● **Problem**: Give the data again in full, exactly as written below.

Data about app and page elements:
[Start of Attachment]

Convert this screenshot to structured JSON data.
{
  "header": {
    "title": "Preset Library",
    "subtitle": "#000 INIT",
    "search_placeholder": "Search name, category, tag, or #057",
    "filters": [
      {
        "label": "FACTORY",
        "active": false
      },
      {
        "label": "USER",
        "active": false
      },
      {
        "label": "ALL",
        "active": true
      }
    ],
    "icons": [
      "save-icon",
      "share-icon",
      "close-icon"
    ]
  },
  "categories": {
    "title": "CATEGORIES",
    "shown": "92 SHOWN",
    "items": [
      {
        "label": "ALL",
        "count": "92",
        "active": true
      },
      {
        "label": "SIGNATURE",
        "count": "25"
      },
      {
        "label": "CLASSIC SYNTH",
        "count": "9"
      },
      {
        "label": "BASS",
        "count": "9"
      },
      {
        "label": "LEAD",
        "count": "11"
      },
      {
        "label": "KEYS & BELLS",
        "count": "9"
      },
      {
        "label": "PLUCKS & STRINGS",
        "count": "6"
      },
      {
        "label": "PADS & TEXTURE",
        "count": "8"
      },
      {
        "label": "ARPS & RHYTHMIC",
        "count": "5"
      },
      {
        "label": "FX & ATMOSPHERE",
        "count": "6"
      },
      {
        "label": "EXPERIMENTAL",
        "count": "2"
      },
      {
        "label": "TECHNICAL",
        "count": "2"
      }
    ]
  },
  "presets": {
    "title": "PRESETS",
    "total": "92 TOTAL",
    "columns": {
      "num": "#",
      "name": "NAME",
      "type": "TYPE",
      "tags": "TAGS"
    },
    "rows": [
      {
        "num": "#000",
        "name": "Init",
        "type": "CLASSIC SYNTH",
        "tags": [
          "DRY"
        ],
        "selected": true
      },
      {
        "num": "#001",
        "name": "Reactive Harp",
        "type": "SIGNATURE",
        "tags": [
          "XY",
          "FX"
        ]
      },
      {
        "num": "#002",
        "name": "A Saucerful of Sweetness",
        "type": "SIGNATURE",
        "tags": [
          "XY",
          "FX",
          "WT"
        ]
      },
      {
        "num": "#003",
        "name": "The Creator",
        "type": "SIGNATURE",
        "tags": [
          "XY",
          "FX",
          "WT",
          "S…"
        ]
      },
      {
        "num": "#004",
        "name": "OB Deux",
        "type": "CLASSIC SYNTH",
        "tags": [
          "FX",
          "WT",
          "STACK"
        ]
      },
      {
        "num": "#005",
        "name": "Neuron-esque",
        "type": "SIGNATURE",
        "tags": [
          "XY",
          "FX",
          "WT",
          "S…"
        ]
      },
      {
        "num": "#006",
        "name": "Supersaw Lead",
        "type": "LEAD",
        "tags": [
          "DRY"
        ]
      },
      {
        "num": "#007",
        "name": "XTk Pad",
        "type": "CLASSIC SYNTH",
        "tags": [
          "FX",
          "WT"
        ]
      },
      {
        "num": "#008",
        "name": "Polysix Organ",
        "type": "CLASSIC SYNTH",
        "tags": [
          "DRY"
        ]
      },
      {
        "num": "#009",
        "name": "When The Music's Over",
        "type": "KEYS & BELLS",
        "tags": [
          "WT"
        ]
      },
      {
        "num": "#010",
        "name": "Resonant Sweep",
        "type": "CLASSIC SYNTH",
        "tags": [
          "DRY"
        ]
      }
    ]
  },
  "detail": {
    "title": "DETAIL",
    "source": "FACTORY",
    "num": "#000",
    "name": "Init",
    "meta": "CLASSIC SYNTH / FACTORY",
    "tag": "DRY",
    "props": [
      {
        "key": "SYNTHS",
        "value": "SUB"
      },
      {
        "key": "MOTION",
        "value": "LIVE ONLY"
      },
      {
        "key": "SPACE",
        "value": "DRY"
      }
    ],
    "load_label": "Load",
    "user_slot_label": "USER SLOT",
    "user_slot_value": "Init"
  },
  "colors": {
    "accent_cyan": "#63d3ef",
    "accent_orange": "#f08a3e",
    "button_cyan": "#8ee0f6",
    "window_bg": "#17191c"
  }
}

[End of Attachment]

● **Answer section**:
Convert this screenshot to structured JSON data.
{
  "header": {
    "title": "Preset Library",
    "subtitle": "#000 INIT",
    "search_placeholder": "Search name, category, tag, or #057",
    "filters": [
      {
        "label": "FACTORY",
        "active": false
      },
      {
        "label": "USER",
        "active": false
      },
      {
        "label": "ALL",
        "active": true
      }
    ],
    "icons": [
      "save-icon",
      "share-icon",
      "close-icon"
    ]
  },
  "categories": {
    "title": "CATEGORIES",
    "shown": "92 SHOWN",
    "items": [
      {
        "label": "ALL",
        "count": "92",
        "active": true
      },
      {
        "label": "SIGNATURE",
        "count": "25"
      },
      {
        "label": "CLASSIC SYNTH",
        "count": "9"
      },
      {
        "label": "BASS",
        "count": "9"
      },
      {
        "label": "LEAD",
        "count": "11"
      },
      {
        "label": "KEYS & BELLS",
        "count": "9"
      },
      {
        "label": "PLUCKS & STRINGS",
        "count": "6"
      },
      {
        "label": "PADS & TEXTURE",
        "count": "8"
      },
      {
        "label": "ARPS & RHYTHMIC",
        "count": "5"
      },
      {
        "label": "FX & ATMOSPHERE",
        "count": "6"
      },
      {
        "label": "EXPERIMENTAL",
        "count": "2"
      },
      {
        "label": "TECHNICAL",
        "count": "2"
      }
    ]
  },
  "presets": {
    "title": "PRESETS",
    "total": "92 TOTAL",
    "columns": {
      "num": "#",
      "name": "NAME",
      "type": "TYPE",
      "tags": "TAGS"
    },
    "rows": [
      {
        "num": "#000",
        "name": "Init",
        "type": "CLASSIC SYNTH",
        "tags": [
          "DRY"
        ],
        "selected": true
      },
      {
        "num": "#001",
        "name": "Reactive Harp",
        "type": "SIGNATURE",
        "tags": [
          "XY",
          "FX"
        ]
      },
      {
        "num": "#002",
        "name": "A Saucerful of Sweetness",
        "type": "SIGNATURE",
        "tags": [
          "XY",
          "FX",
          "WT"
        ]
      },
      {
        "num": "#003",
        "name": "The Creator",
        "type": "SIGNATURE",
        "tags": [
          "XY",
          "FX",
          "WT",
          "S…"
        ]
      },
      {
        "num": "#004",
        "name": "OB Deux",
        "type": "CLASSIC SYNTH",
        "tags": [
          "FX",
          "WT",
          "STACK"
        ]
      },
      {
        "num": "#005",
        "name": "Neuron-esque",
        "type": "SIGNATURE",
        "tags": [
          "XY",
          "FX",
          "WT",
          "S…"
        ]
      },
      {
        "num": "#006",
        "name": "Supersaw Lead",
        "type": "LEAD",
        "tags": [
          "DRY"
        ]
      },
      {
        "num": "#007",
        "name": "XTk Pad",
        "type": "CLASSIC SYNTH",
        "tags": [
          "FX",
          "WT"
        ]
      },
      {
        "num": "#008",
        "name": "Polysix Organ",
        "type": "CLASSIC SYNTH",
        "tags": [
          "DRY"
        ]
      },
      {
        "num": "#009",
        "name": "When The Music's Over",
        "type": "KEYS & BELLS",
        "tags": [
          "WT"
        ]
      },
      {
        "num": "#010",
        "name": "Resonant Sweep",
        "type": "CLASSIC SYNTH",
        "tags": [
          "DRY"
        ]
      }
    ]
  },
  "detail": {
    "title": "DETAIL",
    "source": "FACTORY",
    "num": "#000",
    "name": "Init",
    "meta": "CLASSIC SYNTH / FACTORY",
    "tag": "DRY",
    "props": [
      {
        "key": "SYNTHS",
        "value": "SUB"
      },
      {
        "key": "MOTION",
        "value": "LIVE ONLY"
      },
      {
        "key": "SPACE",
        "value": "DRY"
      }
    ],
    "load_label": "Load",
    "user_slot_label": "USER SLOT",
    "user_slot_value": "Init"
  },
  "colors": {
    "accent_cyan": "#63d3ef",
    "accent_orange": "#f08a3e",
    "button_cyan": "#8ee0f6",
    "window_bg": "#17191c"
  }
}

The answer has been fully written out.